When a line below holds the string "help", show that line.

(Stored dataset items)
============

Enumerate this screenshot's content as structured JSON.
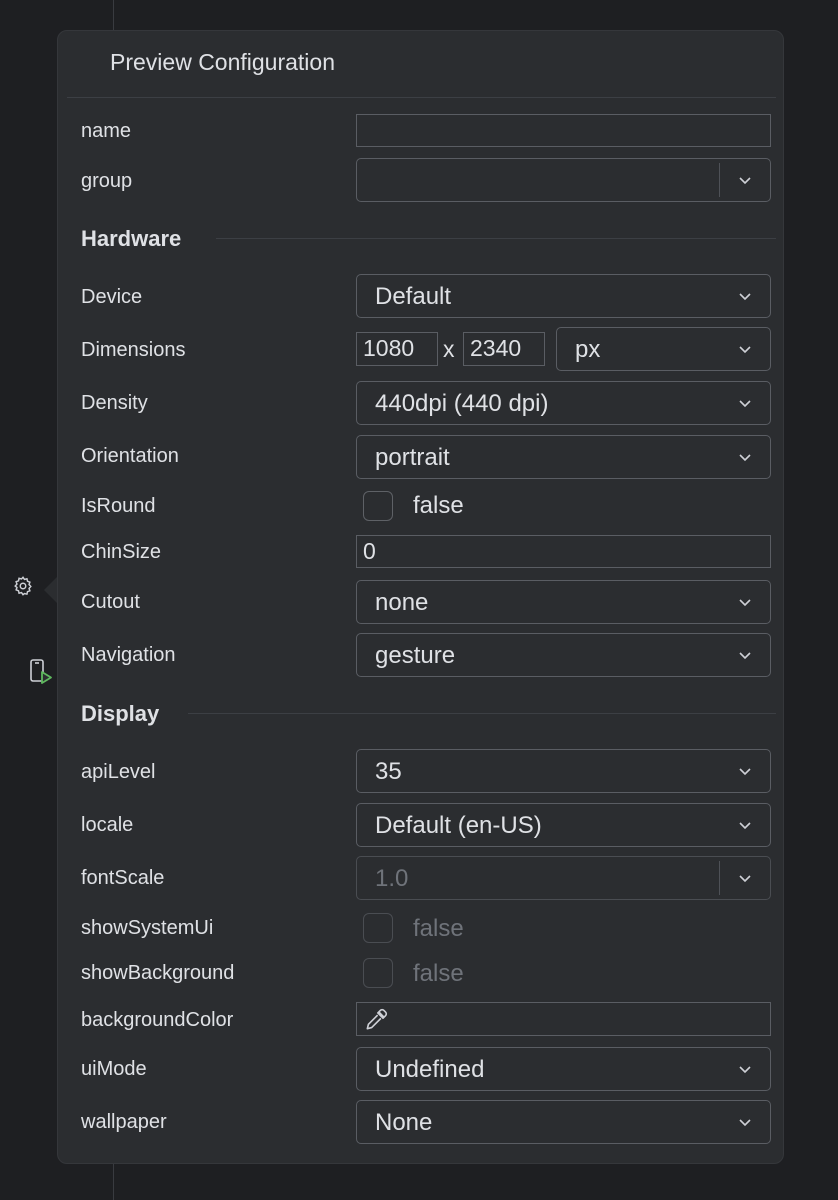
{
  "title": "Preview Configuration",
  "fields": {
    "name": {
      "label": "name",
      "value": ""
    },
    "group": {
      "label": "group",
      "value": ""
    },
    "device": {
      "label": "Device",
      "value": "Default"
    },
    "dimensions": {
      "label": "Dimensions",
      "width": "1080",
      "separator": "x",
      "height": "2340",
      "unit": "px"
    },
    "density": {
      "label": "Density",
      "value": "440dpi (440 dpi)"
    },
    "orientation": {
      "label": "Orientation",
      "value": "portrait"
    },
    "isRound": {
      "label": "IsRound",
      "checked": false,
      "text": "false"
    },
    "chinSize": {
      "label": "ChinSize",
      "value": "0"
    },
    "cutout": {
      "label": "Cutout",
      "value": "none"
    },
    "navigation": {
      "label": "Navigation",
      "value": "gesture"
    },
    "apiLevel": {
      "label": "apiLevel",
      "value": "35"
    },
    "locale": {
      "label": "locale",
      "value": "Default (en-US)"
    },
    "fontScale": {
      "label": "fontScale",
      "value": "1.0",
      "enabled": false
    },
    "showSystemUi": {
      "label": "showSystemUi",
      "checked": false,
      "text": "false",
      "enabled": false
    },
    "showBackground": {
      "label": "showBackground",
      "checked": false,
      "text": "false",
      "enabled": false
    },
    "backgroundColor": {
      "label": "backgroundColor",
      "icon": "eyedropper-icon"
    },
    "uiMode": {
      "label": "uiMode",
      "value": "Undefined"
    },
    "wallpaper": {
      "label": "wallpaper",
      "value": "None"
    }
  },
  "sections": {
    "hardware": "Hardware",
    "display": "Display"
  },
  "gutter": {
    "settings_icon": "gear-icon",
    "run_preview_icon": "run-preview-icon"
  },
  "colors": {
    "panel_bg": "#2b2d30",
    "editor_bg": "#1e1f22",
    "run_accent": "#5fb85f"
  }
}
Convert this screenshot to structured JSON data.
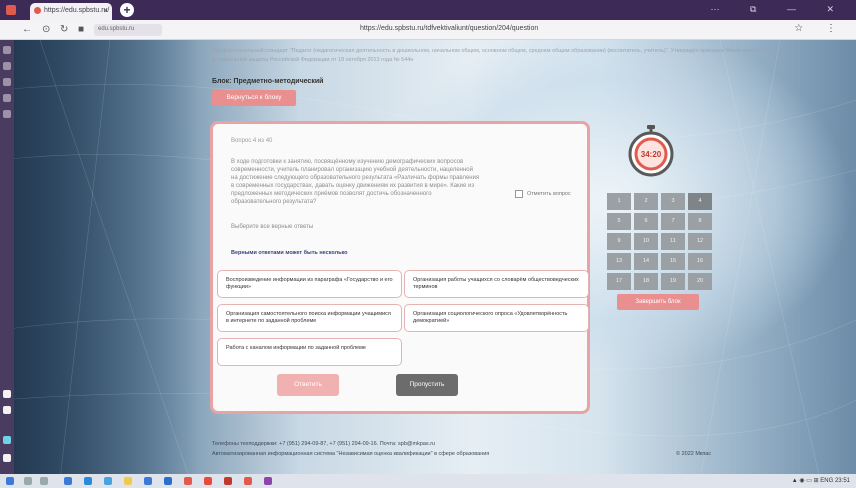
{
  "browser": {
    "tab_title": "https://edu.spbstu.ru/",
    "url": "https://edu.spbstu.ru/tdfvektivaliunt/question/204/question",
    "new_tab_symbol": "+",
    "close_symbol": "×",
    "address_chip": "edu.spbstu.ru",
    "window_controls": "⋯ ⧉ — ✕",
    "address_icons": "☆ ⋮"
  },
  "page": {
    "top_text": "Профессиональный стандарт \"Педагог (педагогическая деятельность в дошкольном, начальном общем, основном общем, среднем общем образовании) (воспитатель, учитель)\". Утверждён приказом Министерства труда и социальной защиты Российской Федерации от 18 октября 2013 года № 544н",
    "block_label": "Блок: Предметно-методический",
    "return_button": "Вернуться к блоку"
  },
  "question": {
    "number": "Вопрос 4 из 40",
    "text": "В ходе подготовки к занятию, посвящённому изучению демографических вопросов современности, учитель планировал организацию учебной деятельности, нацеленной на достижение следующего образовательного результата «Различать формы правления в современных государствах, давать оценку движениям их развития в мире». Какие из предложенных методических приёмов позволят достичь обозначенного образовательного результата?",
    "flag_label": "Отметить вопрос",
    "instruction": "Выберите все верные ответы",
    "hint": "Верными ответами может быть несколько",
    "options": [
      "Воспроизведение информации из параграфа «Государство и его функции»",
      "Организация работы учащихся со словарём обществоведческих терминов",
      "Организация самостоятельного поиска информации учащимися в интернете по заданной проблеме",
      "Организация социологического опроса «Удовлетворённость демократией»",
      "Работа с каналом информации по заданной проблеме"
    ],
    "answer_button": "Ответить",
    "skip_button": "Пропустить"
  },
  "timer": {
    "display": "34:20",
    "accent": "#e05b4e"
  },
  "question_grid": {
    "cells": [
      "1",
      "2",
      "3",
      "4",
      "5",
      "6",
      "7",
      "8",
      "9",
      "10",
      "11",
      "12",
      "13",
      "14",
      "15",
      "16",
      "17",
      "18",
      "19",
      "20"
    ],
    "current": "4"
  },
  "finish_button": "Завершить блок",
  "footer": {
    "line1": "Телефоны техподдержки: +7 (951) 294-09-87, +7 (951) 294-09-16. Почта: spb@mkpas.ru",
    "line2": "Автоматизированная информационная система \"Независимая оценка квалификации\" в сфере образования",
    "right": "© 2022 Мкпас"
  },
  "taskbar": {
    "tray": "▲ ◉ ▭ ⊞ ENG 23:51"
  },
  "colors": {
    "accent_pink": "#e98f8f",
    "card_border": "#e8a4a4",
    "grid_cell": "#9aa0a4",
    "skip_gray": "#6c6c6c",
    "tabbar": "#3d2a56"
  }
}
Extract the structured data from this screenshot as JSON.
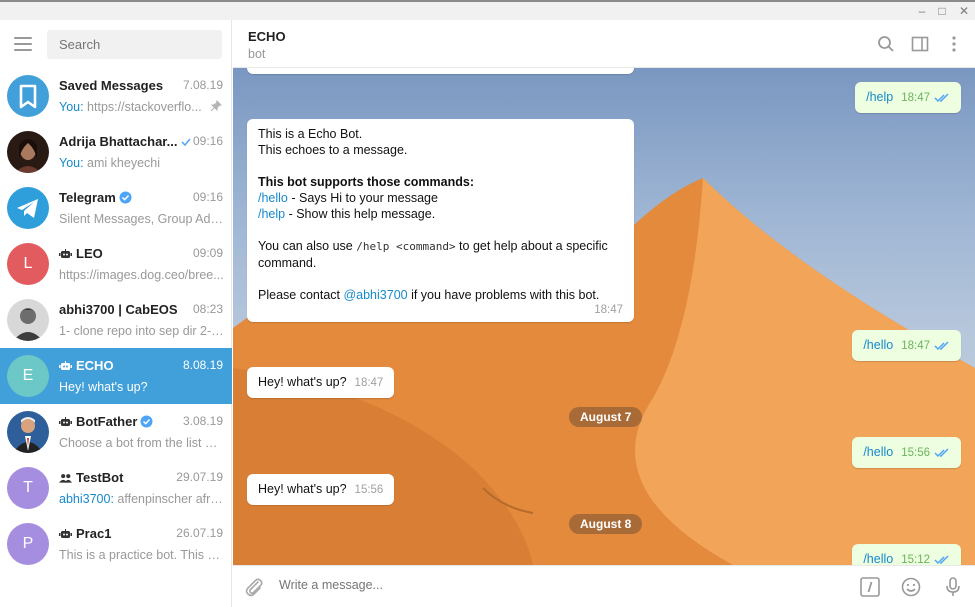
{
  "window": {
    "minimize": "–",
    "maximize": "□",
    "close": "✕"
  },
  "sidebar": {
    "search_placeholder": "Search",
    "chats": [
      {
        "name": "Saved Messages",
        "time": "7.08.19",
        "you": "You:",
        "preview": " https://stackoverflo...",
        "avatar_color": "#419fd9",
        "icon": "bookmark-icon",
        "pinned": true
      },
      {
        "name": "Adrija Bhattachar...",
        "time": "09:16",
        "you": "You:",
        "preview": " ami kheyechi",
        "avatar_color": "#5a3a2a",
        "icon": "photo",
        "read": true
      },
      {
        "name": "Telegram",
        "time": "09:16",
        "you": "",
        "preview": "Silent Messages, Group Admi...",
        "avatar_color": "#2f9fdc",
        "icon": "telegram-icon",
        "verified": true
      },
      {
        "name": "LEO",
        "time": "09:09",
        "you": "",
        "preview": "https://images.dog.ceo/bree...",
        "avatar_color": "#e25b5f",
        "letter": "L",
        "bot": true
      },
      {
        "name": "abhi3700 | CabEOS",
        "time": "08:23",
        "you": "",
        "preview": "1- clone repo into sep dir 2- b...",
        "avatar_color": "#7a7a7a",
        "icon": "photo"
      },
      {
        "name": "ECHO",
        "time": "8.08.19",
        "you": "",
        "preview": "Hey! what's up?",
        "avatar_color": "#6cc7c7",
        "letter": "E",
        "bot": true,
        "active": true
      },
      {
        "name": "BotFather",
        "time": "3.08.19",
        "you": "",
        "preview": "Choose a bot from the list be...",
        "avatar_color": "#2f6aa8",
        "icon": "photo",
        "bot": true,
        "verified": true
      },
      {
        "name": "TestBot",
        "time": "29.07.19",
        "you": "abhi3700:",
        "preview": " affenpinscher afric...",
        "avatar_color": "#a58ee0",
        "letter": "T",
        "group": true
      },
      {
        "name": "Prac1",
        "time": "26.07.19",
        "you": "",
        "preview": "This is a practice bot.  This bo...",
        "avatar_color": "#a58ee0",
        "letter": "P",
        "bot": true
      }
    ]
  },
  "header": {
    "title": "ECHO",
    "subtitle": "bot"
  },
  "messages": {
    "m1": {
      "text": "/help",
      "time": "18:47"
    },
    "m2": {
      "line1": "This is a Echo Bot.",
      "line2": "This echoes to a message.",
      "bold": "This bot supports those commands:",
      "c1": "/hello",
      "c1_desc": " - Says Hi to your message",
      "c2": "/help",
      "c2_desc": " - Show this help message.",
      "use_pre": "You can also use ",
      "use_code": "/help <command>",
      "use_post": " to get help about a specific",
      "use_line2": "command.",
      "contact_pre": "Please contact ",
      "contact_link": "@abhi3700",
      "contact_post": " if you have problems with this bot.",
      "time": "18:47"
    },
    "m3": {
      "text": "/hello",
      "time": "18:47"
    },
    "m4": {
      "text": "Hey! what's up?",
      "time": "18:47"
    },
    "date1": "August 7",
    "m5": {
      "text": "/hello",
      "time": "15:56"
    },
    "m6": {
      "text": "Hey! what's up?",
      "time": "15:56"
    },
    "date2": "August 8",
    "m7": {
      "text": "/hello",
      "time": "15:12"
    }
  },
  "composer": {
    "placeholder": "Write a message..."
  }
}
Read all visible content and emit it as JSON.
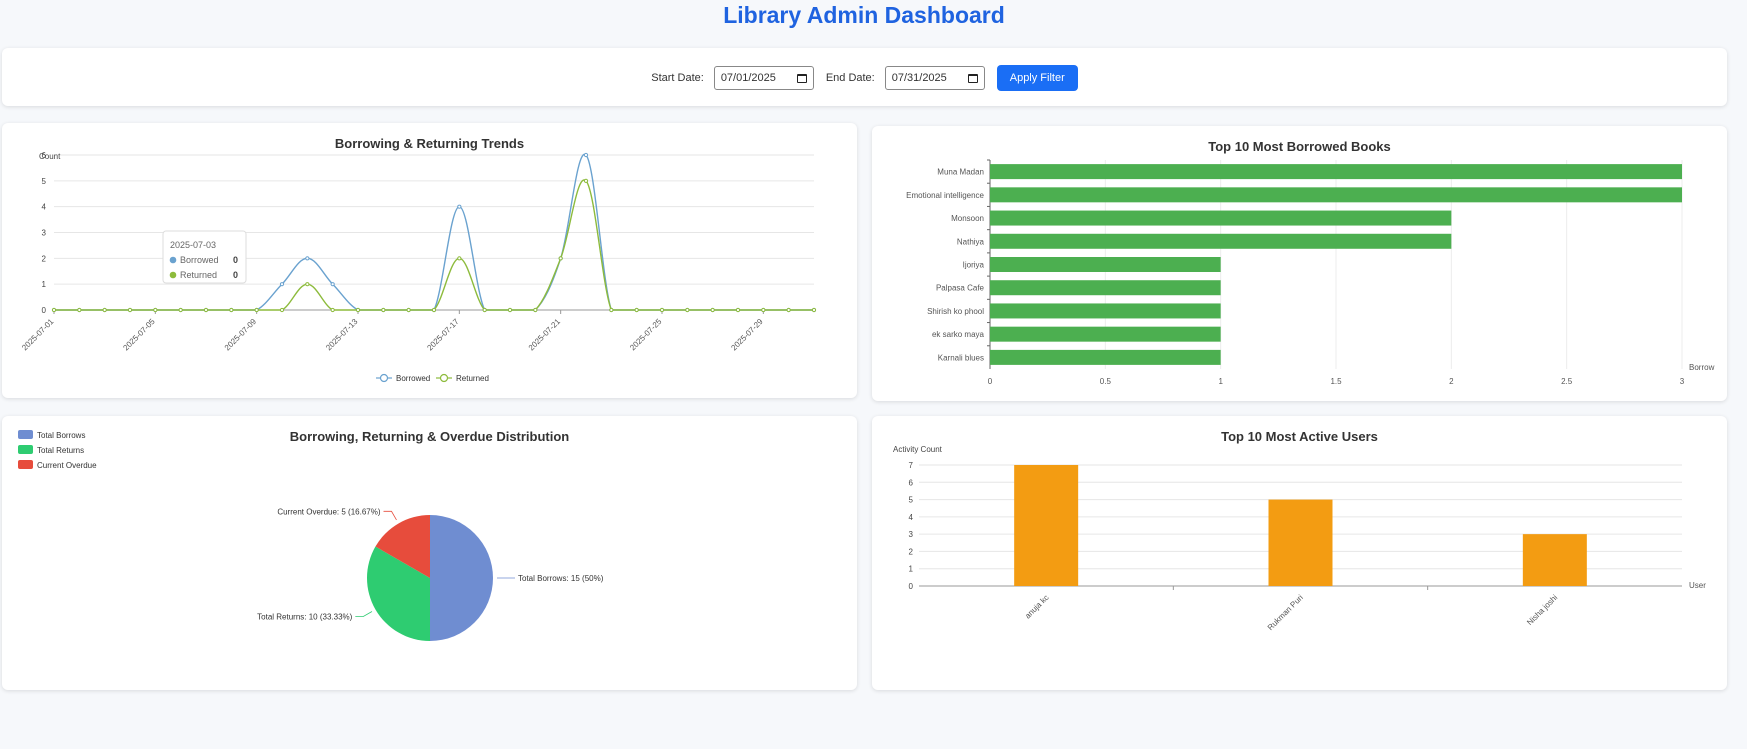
{
  "header": {
    "title": "Library Admin Dashboard"
  },
  "filter": {
    "start_label": "Start Date:",
    "start_value": "07/01/2025",
    "end_label": "End Date:",
    "end_value": "07/31/2025",
    "apply_label": "Apply Filter"
  },
  "chart_data": [
    {
      "type": "line",
      "title": "Borrowing & Returning Trends",
      "ylabel": "Count",
      "ylim": [
        0,
        6
      ],
      "y_ticks": [
        0,
        1,
        2,
        3,
        4,
        5,
        6
      ],
      "x": [
        "2025-07-01",
        "2025-07-02",
        "2025-07-03",
        "2025-07-04",
        "2025-07-05",
        "2025-07-06",
        "2025-07-07",
        "2025-07-08",
        "2025-07-09",
        "2025-07-10",
        "2025-07-11",
        "2025-07-12",
        "2025-07-13",
        "2025-07-14",
        "2025-07-15",
        "2025-07-16",
        "2025-07-17",
        "2025-07-18",
        "2025-07-19",
        "2025-07-20",
        "2025-07-21",
        "2025-07-22",
        "2025-07-23",
        "2025-07-24",
        "2025-07-25",
        "2025-07-26",
        "2025-07-27",
        "2025-07-28",
        "2025-07-29",
        "2025-07-30",
        "2025-07-31"
      ],
      "x_tick_labels": [
        "2025-07-01",
        "2025-07-05",
        "2025-07-09",
        "2025-07-13",
        "2025-07-17",
        "2025-07-21",
        "2025-07-25",
        "2025-07-29"
      ],
      "series": [
        {
          "name": "Borrowed",
          "color": "#6aa2cf",
          "values": [
            0,
            0,
            0,
            0,
            0,
            0,
            0,
            0,
            0,
            1,
            2,
            1,
            0,
            0,
            0,
            0,
            4,
            0,
            0,
            0,
            2,
            6,
            0,
            0,
            0,
            0,
            0,
            0,
            0,
            0,
            0,
            0
          ]
        },
        {
          "name": "Returned",
          "color": "#8dbb3c",
          "values": [
            0,
            0,
            0,
            0,
            0,
            0,
            0,
            0,
            0,
            0,
            1,
            0,
            0,
            0,
            0,
            0,
            2,
            0,
            0,
            0,
            2,
            5,
            0,
            0,
            0,
            0,
            0,
            0,
            0,
            0,
            0,
            0
          ]
        }
      ],
      "tooltip": {
        "date": "2025-07-03",
        "rows": [
          {
            "name": "Borrowed",
            "value": "0"
          },
          {
            "name": "Returned",
            "value": "0"
          }
        ]
      },
      "legend": "bottom-center"
    },
    {
      "type": "bar",
      "orientation": "horizontal",
      "title": "Top 10 Most Borrowed Books",
      "xlabel": "Borrow",
      "xlim": [
        0,
        3
      ],
      "x_ticks": [
        "0",
        "0.5",
        "1",
        "1.5",
        "2",
        "2.5",
        "3"
      ],
      "categories": [
        "Muna  Madan",
        "Emotional intelligence",
        "Monsoon",
        "Nathiya",
        "Ijoriya",
        "Palpasa Cafe",
        "Shirish ko phool",
        "ek sarko maya",
        "Karnali blues"
      ],
      "values": [
        3,
        3,
        2,
        2,
        1,
        1,
        1,
        1,
        1
      ],
      "color": "#4caf50"
    },
    {
      "type": "pie",
      "title": "Borrowing, Returning & Overdue Distribution",
      "legend": "top-left",
      "slices": [
        {
          "name": "Total Borrows",
          "value": 15,
          "percent": "50%",
          "color": "#6f8dd1",
          "label": "Total Borrows: 15 (50%)"
        },
        {
          "name": "Total Returns",
          "value": 10,
          "percent": "33.33%",
          "color": "#2ecc71",
          "label": "Total Returns: 10 (33.33%)"
        },
        {
          "name": "Current Overdue",
          "value": 5,
          "percent": "16.67%",
          "color": "#e74c3c",
          "label": "Current Overdue: 5 (16.67%)"
        }
      ]
    },
    {
      "type": "bar",
      "title": "Top 10 Most Active Users",
      "ylabel": "Activity Count",
      "xlabel": "User",
      "ylim": [
        0,
        7
      ],
      "y_ticks": [
        0,
        1,
        2,
        3,
        4,
        5,
        6,
        7
      ],
      "categories": [
        "anuja kc",
        "Rukman Puri",
        "Nisha joshi"
      ],
      "values": [
        7,
        5,
        3
      ],
      "color": "#f39c12"
    }
  ]
}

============

— RESPONSE TO THIS TASK —
      "text": "/help",
      "c2": "/help",
      "c2_desc": " - Show this help message.",
      "use_code": "/help <command>",
      "use_post": " to get help about a specific",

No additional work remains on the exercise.